■ **WHAT YOU SHOULD DO**
Please say how many lines in the entries below hold the string "approval", with no other words.

■ **DATA SHOWN**
*** Block opens ***
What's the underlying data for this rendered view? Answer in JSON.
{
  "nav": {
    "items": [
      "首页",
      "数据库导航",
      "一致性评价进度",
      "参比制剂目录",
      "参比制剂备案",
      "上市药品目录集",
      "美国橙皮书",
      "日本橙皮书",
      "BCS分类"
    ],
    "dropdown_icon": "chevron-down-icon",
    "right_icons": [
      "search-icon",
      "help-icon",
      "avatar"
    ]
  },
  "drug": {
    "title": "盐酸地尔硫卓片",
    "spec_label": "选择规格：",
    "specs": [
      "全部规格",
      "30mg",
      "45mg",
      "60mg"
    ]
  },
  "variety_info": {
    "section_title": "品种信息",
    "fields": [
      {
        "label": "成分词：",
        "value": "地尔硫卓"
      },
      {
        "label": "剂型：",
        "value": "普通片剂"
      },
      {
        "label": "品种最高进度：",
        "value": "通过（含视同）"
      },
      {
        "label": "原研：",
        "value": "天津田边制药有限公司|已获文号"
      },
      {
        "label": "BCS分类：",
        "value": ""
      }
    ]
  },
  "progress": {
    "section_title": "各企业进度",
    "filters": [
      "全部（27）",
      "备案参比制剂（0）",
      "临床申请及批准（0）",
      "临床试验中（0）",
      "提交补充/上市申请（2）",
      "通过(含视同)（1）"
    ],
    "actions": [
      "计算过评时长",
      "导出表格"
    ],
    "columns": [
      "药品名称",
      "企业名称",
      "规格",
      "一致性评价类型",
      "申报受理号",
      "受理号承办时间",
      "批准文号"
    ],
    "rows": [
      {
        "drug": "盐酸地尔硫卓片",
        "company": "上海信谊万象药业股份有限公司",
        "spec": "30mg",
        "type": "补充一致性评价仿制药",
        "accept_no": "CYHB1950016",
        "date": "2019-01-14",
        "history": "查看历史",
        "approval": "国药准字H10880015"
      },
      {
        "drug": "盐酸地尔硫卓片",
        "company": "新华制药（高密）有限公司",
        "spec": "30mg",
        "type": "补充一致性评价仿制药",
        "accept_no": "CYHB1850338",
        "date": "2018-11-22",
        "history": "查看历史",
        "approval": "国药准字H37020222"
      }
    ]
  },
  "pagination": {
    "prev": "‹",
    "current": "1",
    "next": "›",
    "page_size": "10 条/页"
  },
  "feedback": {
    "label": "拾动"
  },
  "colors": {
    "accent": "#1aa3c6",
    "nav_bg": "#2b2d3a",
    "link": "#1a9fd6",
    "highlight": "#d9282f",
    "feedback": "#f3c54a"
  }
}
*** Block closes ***
■ **RESULT BELOW**
2